Organisation supports Remain campaign
SCDI says EU is key to Scotland’s competitiveness
The Scottish Council for Development & Industry (SCDI) says remaining in the EU is important to Scotland’s competitiveness in the global economy.
A clear majority of the SCDI’s broad range of private, public and social sectors members, supports continued membership of the EU.
Ross Martin, chief executive, said: “We believe that Scotland’s economy is best served by the UK’s continued membership of the EU.
“Today, some 45% of Scotland’s exports and 336,000 jobs depend on trade with EU countries and many of Scotland’s cities and regions, and businesses and educational institutions have deep links with counterparts across the EU.
“SCDI has identified a number of important challenges for the economy, namely productivity, innovation and internationalisation, underpinned by infrastructure. To address these challenges effectively and to grow Scotland’s competitiveness, we should remain in the EU and engage energetically with its institutions.”
Mr Martin (pictured below) said the organisation, whose membership spans businesses, professional associations, trade unions, the public sector, faith groups and charitable organisations, recognised that the EU was in need of reform, but believes change would be best achieved from within.
“While the EU obviously needs to reform and focus on key priorities, as the global economy becomes more competitive and connectivity improves, SCDI believes that influence in, and from within, the EU offers stronger prospects for Scotland to be successful,” he said.
“We look forward to making that case, but also to providing a platform for the issues to be discussed from both perspectives.”
SCDI said that despite its support for continued membership it recognises that it will be a decision for individuals across the country to reach.
Many of SCDI’s members have raised the need for non-partisan evidence on the potential impact of a decision either way in order to help people reach informed decisions. SCDI is planning to facilitate those considerations.
In SCDI’s view, the EU is an essential foundation for Scotland’s international trade and investment, enabling the free movement of goods, capital, services and people, reducing regulatory barriers and developing common standards.
It says people from the EU supply key skills in the Scottish economy and a significant and growing population at our world-class educational institutions. It adds that the EU is now the main proponent of trade agreements and a successful defender of trade interests at the World Trade Organisation.
Concerns raised by SCDI members about leaving the EU included reduced influence over key policies, such as pan-European energy networks; reduced funding, for example for research and development or regional and social development; and reduced knowledge exchange in business and education.
Discussions with members found areas where there is support for reform. Some identified a deepening of the single market and action to address national regulatory barriers to trade, while others are concerned that there is some legislative and regulatory over-reach by the EU.

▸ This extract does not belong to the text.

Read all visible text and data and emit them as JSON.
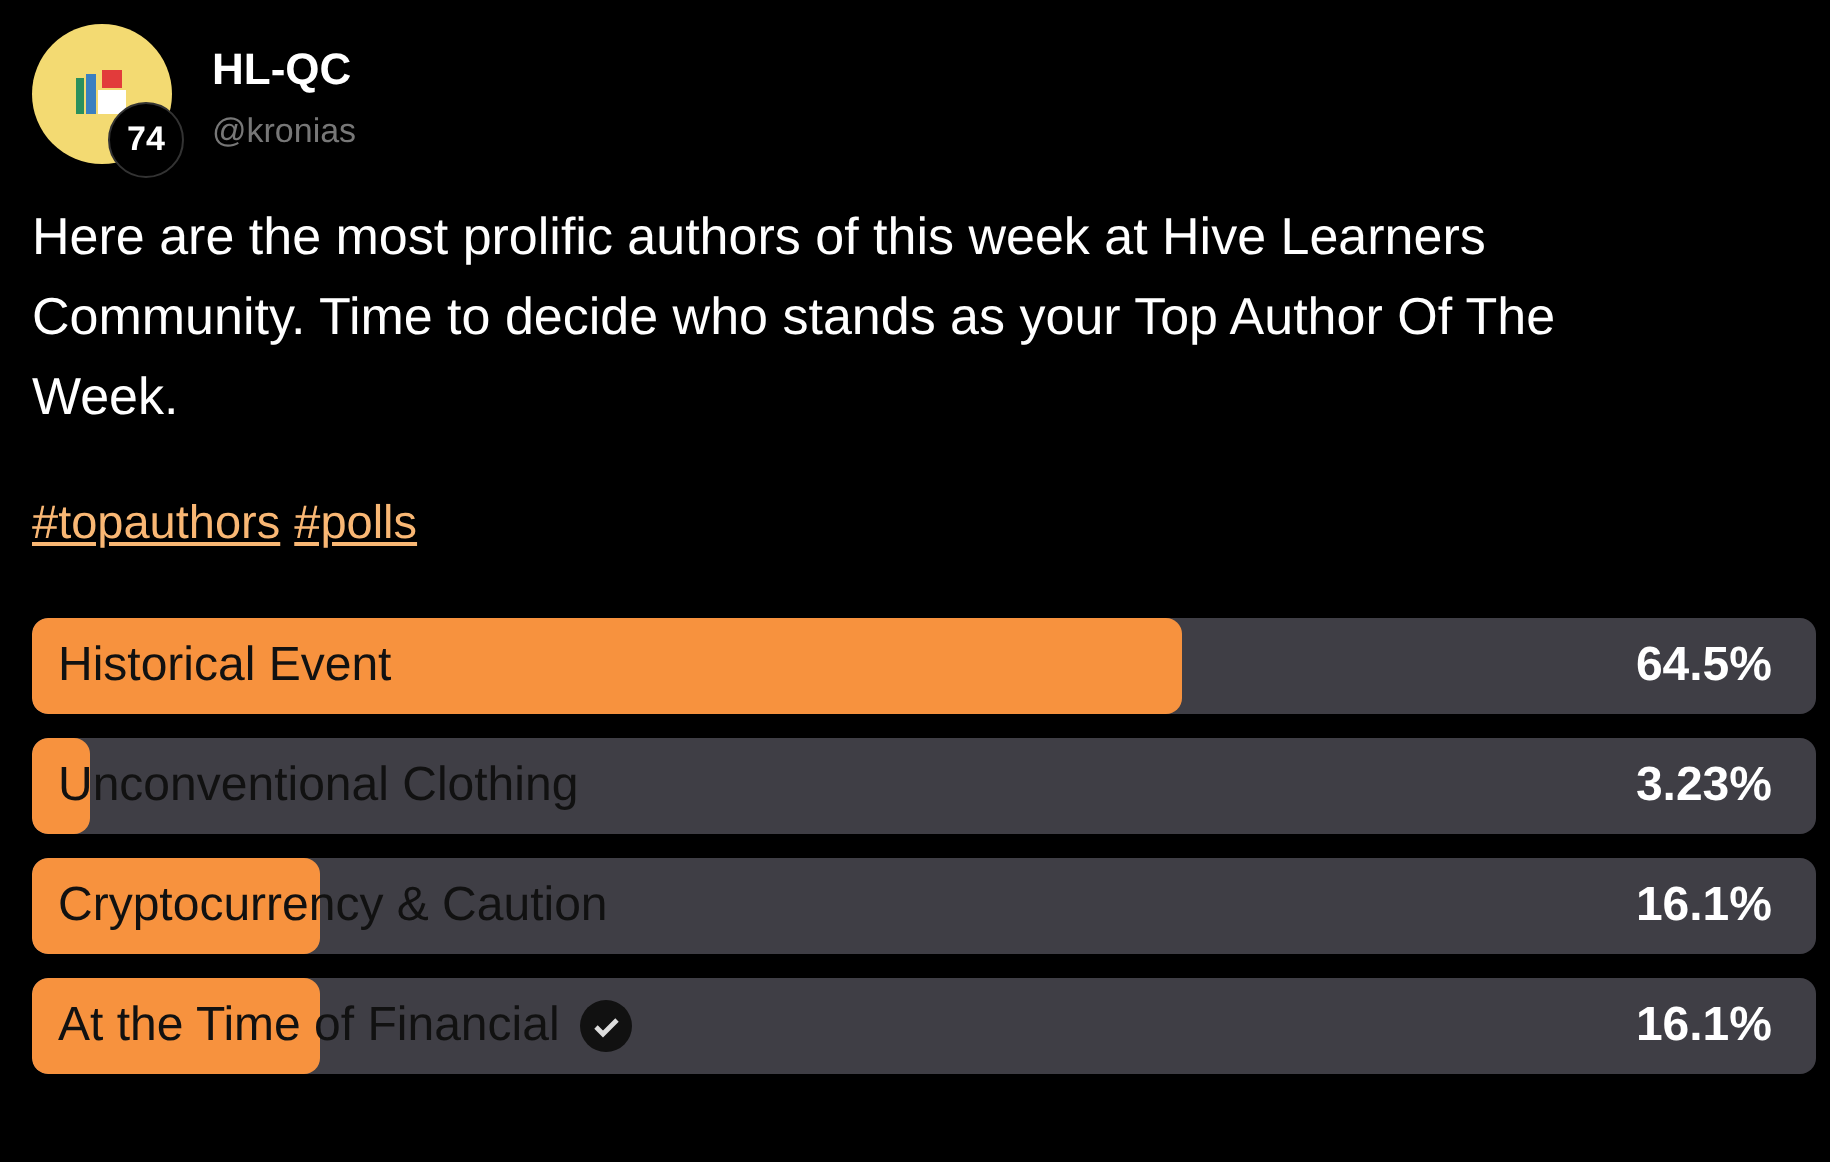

The SCDI concluded that both issues would benefit from EU institutions being more visible, responsive and flexible to business needs.